"I think if your team is a team where you're established and you know you're in the top five, six, seven teams in the League, you probably don't keep a player like that," Blues GM Larry Pleau said. "You can't get him enough ice time for guys like that. We made our decision that if we can get (Perron) in the lineup for 45 or 55 games, that would be good. We felt if we can get him in that many games, it would be better for us next year. Can you afford to keep a player with you like that on your 23-man roster? And is it better for him to develop here? We felt we had a spot, we could get him enough games and we felt it was the right thing to do."

"In Sam's case, his maturity level was off the scale – not only for an 18-year-old, but for anyone. Maturity, understanding the game, absorbing the coaching — he's as good as anybody." - Oilers GM Kevin Lowe
Pleau feels they accomplished that goal, as Perron had 27 points in 62 games while averaging 12:33 of ice time.

"We decided that the right decision for him going forward in our organization was that we could keep him and he would get enough out of this year to be better for the following year," Pleau said.

Lowe has a similar open-minded stance, bred into him from his own playing career.

"I keep going back to (Glen) Sather and the early years of the Oilers," said Lowe, a key member of Edmonton's dynasty in the 1980s. "He kept going with those guys. I'd rather go with a young guy who can develop into an elite player than an older guy who will keep you where you are. Someone like Sam had the maturity and the understanding that even if he wasn't contributing on the score sheet, he didn't panic. He knew he could contribute within that game and it might not show up on the score sheet, but go home that night and know that he contributed. Some kids might think, 'I didn't do anything last game, I better do something the next game,' and do something risky and put the team down, and now you're farther behind the 8-ball."

Not every GM is as open-minded as Lowe. General managers grapple with the question of whether the player's long-term development would be better served by spending an extra year playing against players their own age.

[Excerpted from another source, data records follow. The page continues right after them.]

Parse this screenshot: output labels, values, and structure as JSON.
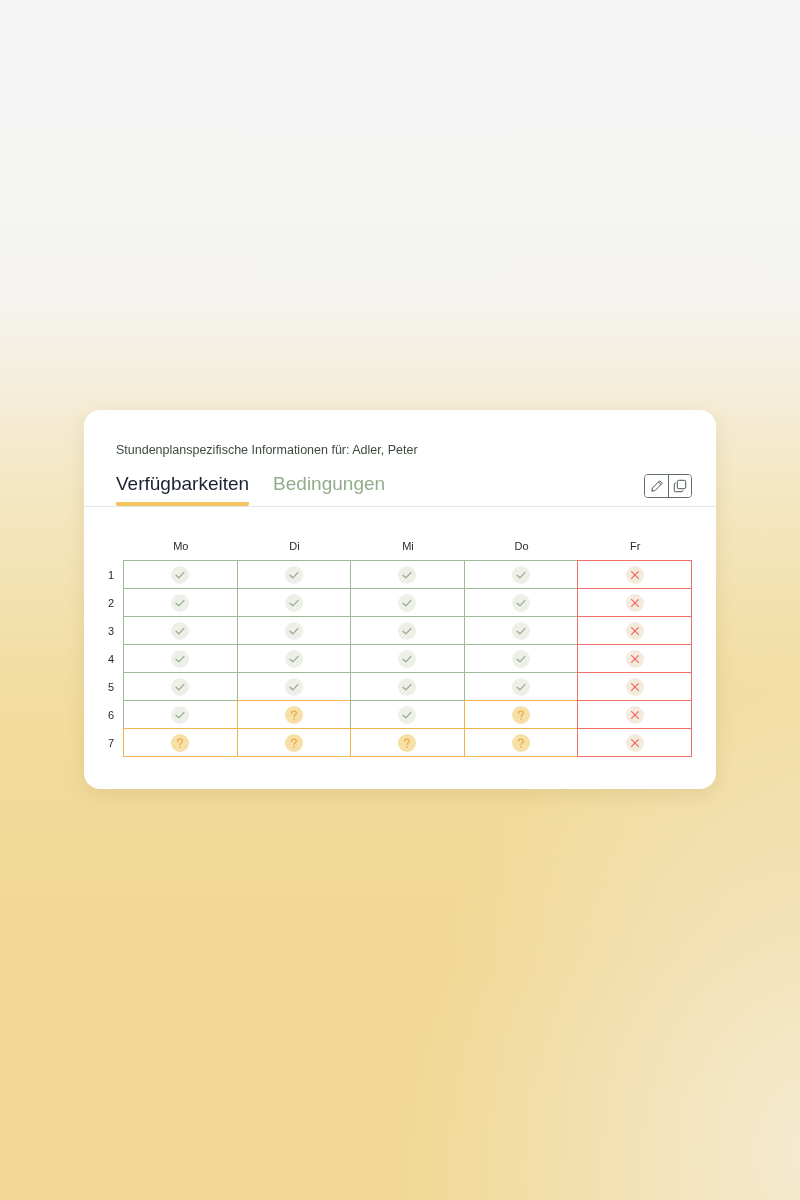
{
  "header": {
    "title": "Stundenplanspezifische Informationen für: Adler, Peter"
  },
  "tabs": [
    {
      "label": "Verfügbarkeiten",
      "selected": true
    },
    {
      "label": "Bedingungen",
      "selected": false
    }
  ],
  "toolbar": [
    {
      "kind": "edit"
    },
    {
      "kind": "copy"
    }
  ],
  "grid": {
    "columns": [
      "Mo",
      "Di",
      "Mi",
      "Do",
      "Fr"
    ],
    "rows": [
      {
        "label": "1",
        "cells": [
          {
            "kind": "yes"
          },
          {
            "kind": "yes"
          },
          {
            "kind": "yes"
          },
          {
            "kind": "yes"
          },
          {
            "kind": "no"
          }
        ]
      },
      {
        "label": "2",
        "cells": [
          {
            "kind": "yes"
          },
          {
            "kind": "yes"
          },
          {
            "kind": "yes"
          },
          {
            "kind": "yes"
          },
          {
            "kind": "no"
          }
        ]
      },
      {
        "label": "3",
        "cells": [
          {
            "kind": "yes"
          },
          {
            "kind": "yes"
          },
          {
            "kind": "yes"
          },
          {
            "kind": "yes"
          },
          {
            "kind": "no"
          }
        ]
      },
      {
        "label": "4",
        "cells": [
          {
            "kind": "yes"
          },
          {
            "kind": "yes"
          },
          {
            "kind": "yes"
          },
          {
            "kind": "yes"
          },
          {
            "kind": "no"
          }
        ]
      },
      {
        "label": "5",
        "cells": [
          {
            "kind": "yes"
          },
          {
            "kind": "yes"
          },
          {
            "kind": "yes"
          },
          {
            "kind": "yes"
          },
          {
            "kind": "no"
          }
        ]
      },
      {
        "label": "6",
        "cells": [
          {
            "kind": "yes"
          },
          {
            "kind": "maybe"
          },
          {
            "kind": "yes"
          },
          {
            "kind": "maybe"
          },
          {
            "kind": "no"
          }
        ]
      },
      {
        "label": "7",
        "cells": [
          {
            "kind": "maybe"
          },
          {
            "kind": "maybe"
          },
          {
            "kind": "maybe"
          },
          {
            "kind": "maybe"
          },
          {
            "kind": "no"
          }
        ]
      }
    ]
  }
}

"(Sam) made the team out of the gate and we said we'll see how it goes,'" Lowe said. "We didn't make any commitment to him. We said we'll see how he plays in the first 12-15 games of the year. Clearly he played well enough that we wanted to keep him around."

So are there any players in the 2008 NHL Entry Draft that could be worth keeping around for the 2008-09 season?

A few players were confident.

"Hopefully I'll be in the NHL," Stamkos said. "That's my main objective coming into the summer, to work hard and train hard. We got a firsthand glance when we went to Detroit (for the Stanley Cup Final). The guys were physically mature and they're so big and strong and fast. I've got a lot of hard work to do, but my main goal is to be in the National Hockey League next year."

Added Zach Boychuk, rated No. 8 among North American skaters by the Central Scouting Bureau, "I'm a guy that likes to set my goals high. Anything can happen. It just inspires you to see guys like Patrick Kane, Sam Gagner and all those guys, kind of smaller, skill guys similar to myself, who had great rookie seasons in the NHL. It makes me push that much harder. And once that day comes when I get drafted by a team, I'm going to put all my heart and soul into it and try to give myself an opportunity for a spot."

The scouts have their own opinions.

"Stamkos, (Drew) Doughty, (Luke) Schenn and (Alex) Pietrangelo might be ready to play right away," said one NHL executive who requested anonymity.

"I know (Kelowna coach) Bruce Hamilton, and he thinks Schenn can play right now," another League executive said. "I was impressed with (Nikita) Filatov … and I hear that (Zach) Bogosian is close."

So will we see a progressive team take a chance on a player straight out of the draft?

"It’s having an open mind," Lowe said. "In their (other GMs) minds, the kid's going back. We don't operate like that. I have an empty canvas. We knew that Sam would be a much better player in the second half, so you put up with the growing pains. And if by speeding up the development process he's going to give you a chance to win sooner or later, you do that."

Contact Adam Kimelman at akimelman@nhl.com.



Author: Adam Kimelman | NHL.com Staff Writer